===== Recorded information

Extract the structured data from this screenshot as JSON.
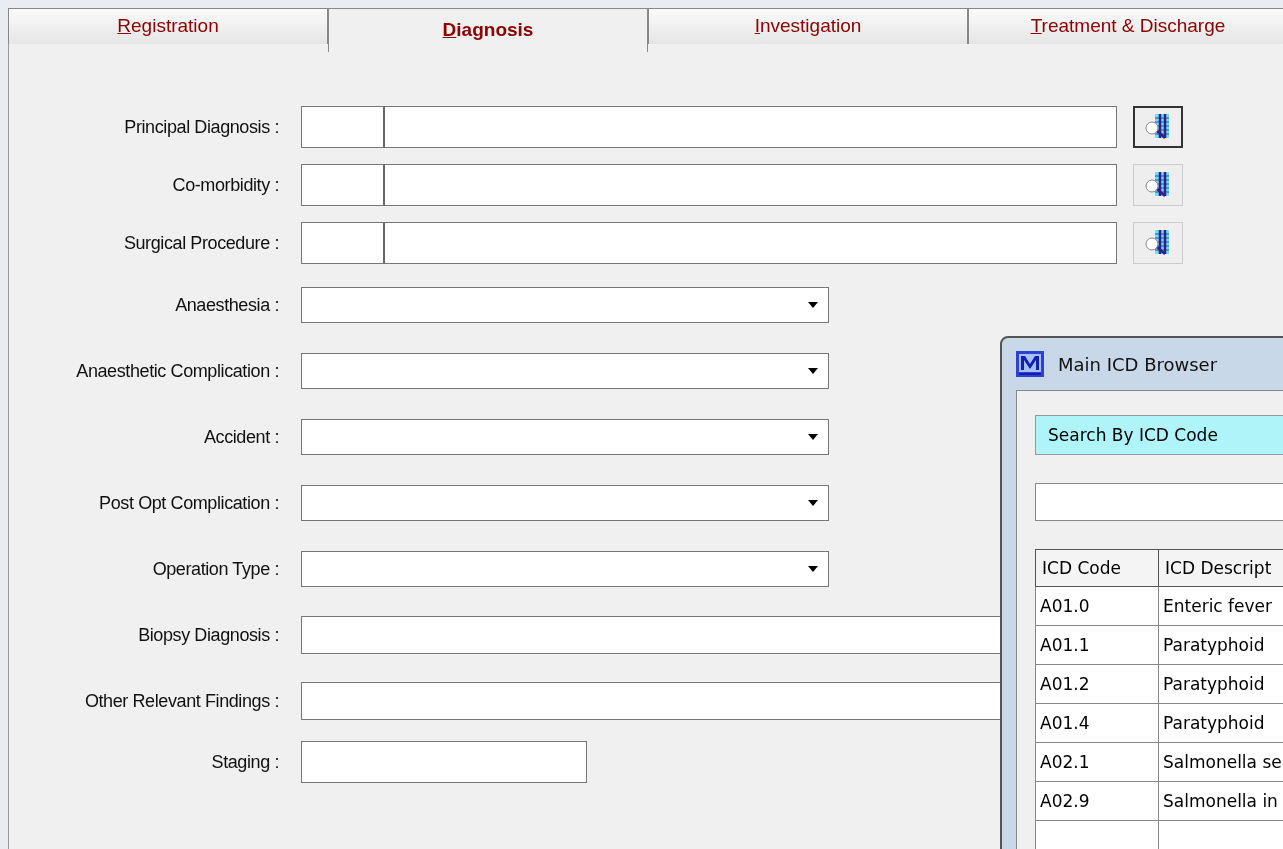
{
  "tabs": [
    {
      "label": "Registration",
      "selected": false
    },
    {
      "label": "Diagnosis",
      "selected": true
    },
    {
      "label": "Investigation",
      "selected": false
    },
    {
      "label": "Treatment & Discharge",
      "selected": false
    }
  ],
  "form": [
    {
      "label": "Principal Diagnosis :",
      "kind": "code"
    },
    {
      "label": "Co-morbidity :",
      "kind": "code"
    },
    {
      "label": "Surgical Procedure :",
      "kind": "code"
    },
    {
      "label": "Anaesthesia :",
      "kind": "select"
    },
    {
      "label": "Anaesthetic Complication :",
      "kind": "select"
    },
    {
      "label": "Accident :",
      "kind": "select"
    },
    {
      "label": "Post Opt Complication :",
      "kind": "select"
    },
    {
      "label": "Operation Type :",
      "kind": "select"
    },
    {
      "label": "Biopsy Diagnosis :",
      "kind": "text"
    },
    {
      "label": "Other Relevant Findings :",
      "kind": "text"
    },
    {
      "label": "Staging :",
      "kind": "short"
    }
  ],
  "dialog": {
    "title": "Main ICD Browser",
    "search_mode": "Search By ICD Code",
    "table": {
      "columns": [
        "ICD Code",
        "ICD Descript"
      ],
      "rows": [
        [
          "A01.0",
          "Enteric fever"
        ],
        [
          "A01.1",
          "Paratyphoid"
        ],
        [
          "A01.2",
          "Paratyphoid"
        ],
        [
          "A01.4",
          "Paratyphoid"
        ],
        [
          "A02.1",
          "Salmonella se"
        ],
        [
          "A02.9",
          "Salmonella in"
        ]
      ]
    }
  }
}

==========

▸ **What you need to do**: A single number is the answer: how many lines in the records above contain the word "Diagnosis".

▸ **Exercise answer**: 3